The classic view of Notch receptor activation involves receptor binding to transmembrane Notch ligands that contain a conserved DSL (Delta, Serrate, and LAG-2) domain. Here, we find that the Caenorhabditis elegans OSM-11 protein is a novel ligand of the well-characterized Notch signal transduction pathway and plays a role in cell fate specification during development. OSM-11 is a secreted, diffusible protein whose loss decreases Notch signaling in vivo. OSM-11 and related C. elegans proteins do not contain a DSL domain, but contain a conserved motif we have named DOS (Delta and OSM-11) that is also found in the extracellular domain of known Notch ligands in organisms other than C. elegans. The functional mammalian homolog of OSM-11 is the secreted protein Deltalike1 (Dlk1), also known as Preadipocyte Factor 1 (PREF1), which plays a poorly defined role in Notch signaling regulating obesity and other developmental decisions. This suggests that Notch ligands are split into two complementary coligand families that act together to regulate Notch signaling in developmental contexts. In addition to regulating development, DOS ligands play roles in osmotic stress and C. elegans behavior, suggesting previously unsuspected roles for Notch signaling across species.

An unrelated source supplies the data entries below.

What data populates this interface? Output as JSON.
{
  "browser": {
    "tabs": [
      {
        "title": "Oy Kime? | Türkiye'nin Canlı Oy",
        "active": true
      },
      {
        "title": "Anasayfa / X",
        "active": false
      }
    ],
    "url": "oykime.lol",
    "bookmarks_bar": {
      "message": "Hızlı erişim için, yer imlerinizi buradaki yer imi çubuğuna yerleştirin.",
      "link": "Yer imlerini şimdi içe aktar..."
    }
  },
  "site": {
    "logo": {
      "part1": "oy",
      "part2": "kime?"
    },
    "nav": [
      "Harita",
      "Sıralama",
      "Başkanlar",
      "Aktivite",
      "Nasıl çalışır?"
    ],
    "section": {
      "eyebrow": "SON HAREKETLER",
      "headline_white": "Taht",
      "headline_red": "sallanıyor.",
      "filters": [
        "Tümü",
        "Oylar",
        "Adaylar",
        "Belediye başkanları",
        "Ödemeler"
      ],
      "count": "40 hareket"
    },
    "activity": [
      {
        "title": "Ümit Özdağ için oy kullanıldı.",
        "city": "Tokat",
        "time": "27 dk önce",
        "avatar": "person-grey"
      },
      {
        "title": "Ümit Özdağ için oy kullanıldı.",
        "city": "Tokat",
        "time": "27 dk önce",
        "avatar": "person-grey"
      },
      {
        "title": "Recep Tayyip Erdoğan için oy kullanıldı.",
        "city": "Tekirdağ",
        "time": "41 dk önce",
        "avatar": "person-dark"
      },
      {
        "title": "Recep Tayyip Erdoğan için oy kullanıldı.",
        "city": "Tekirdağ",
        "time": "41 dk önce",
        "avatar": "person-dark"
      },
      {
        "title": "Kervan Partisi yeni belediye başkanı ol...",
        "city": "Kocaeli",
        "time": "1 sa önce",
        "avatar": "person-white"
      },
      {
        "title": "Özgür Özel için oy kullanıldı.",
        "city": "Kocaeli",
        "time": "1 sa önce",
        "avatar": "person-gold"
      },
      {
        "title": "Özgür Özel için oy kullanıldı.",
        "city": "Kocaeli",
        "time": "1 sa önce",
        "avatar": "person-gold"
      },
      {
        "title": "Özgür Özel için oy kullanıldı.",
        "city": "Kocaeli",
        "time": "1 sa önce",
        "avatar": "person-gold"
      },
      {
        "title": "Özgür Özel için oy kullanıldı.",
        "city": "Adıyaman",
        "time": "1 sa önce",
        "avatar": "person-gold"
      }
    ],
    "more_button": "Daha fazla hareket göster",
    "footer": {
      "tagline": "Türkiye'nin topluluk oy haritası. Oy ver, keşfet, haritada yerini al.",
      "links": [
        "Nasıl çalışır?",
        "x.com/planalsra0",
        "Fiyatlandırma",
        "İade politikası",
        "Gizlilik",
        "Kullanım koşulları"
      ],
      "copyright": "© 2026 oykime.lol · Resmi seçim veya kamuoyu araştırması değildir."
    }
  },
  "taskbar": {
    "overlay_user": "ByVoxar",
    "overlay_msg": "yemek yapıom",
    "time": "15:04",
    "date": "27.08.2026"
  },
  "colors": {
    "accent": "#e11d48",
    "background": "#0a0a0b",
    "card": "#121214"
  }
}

The C. elegans OSM-11 protein acts with DSL ligands to activate Notch signaling in cell fate specification and defines a conserved family of potential Notch co-ligands.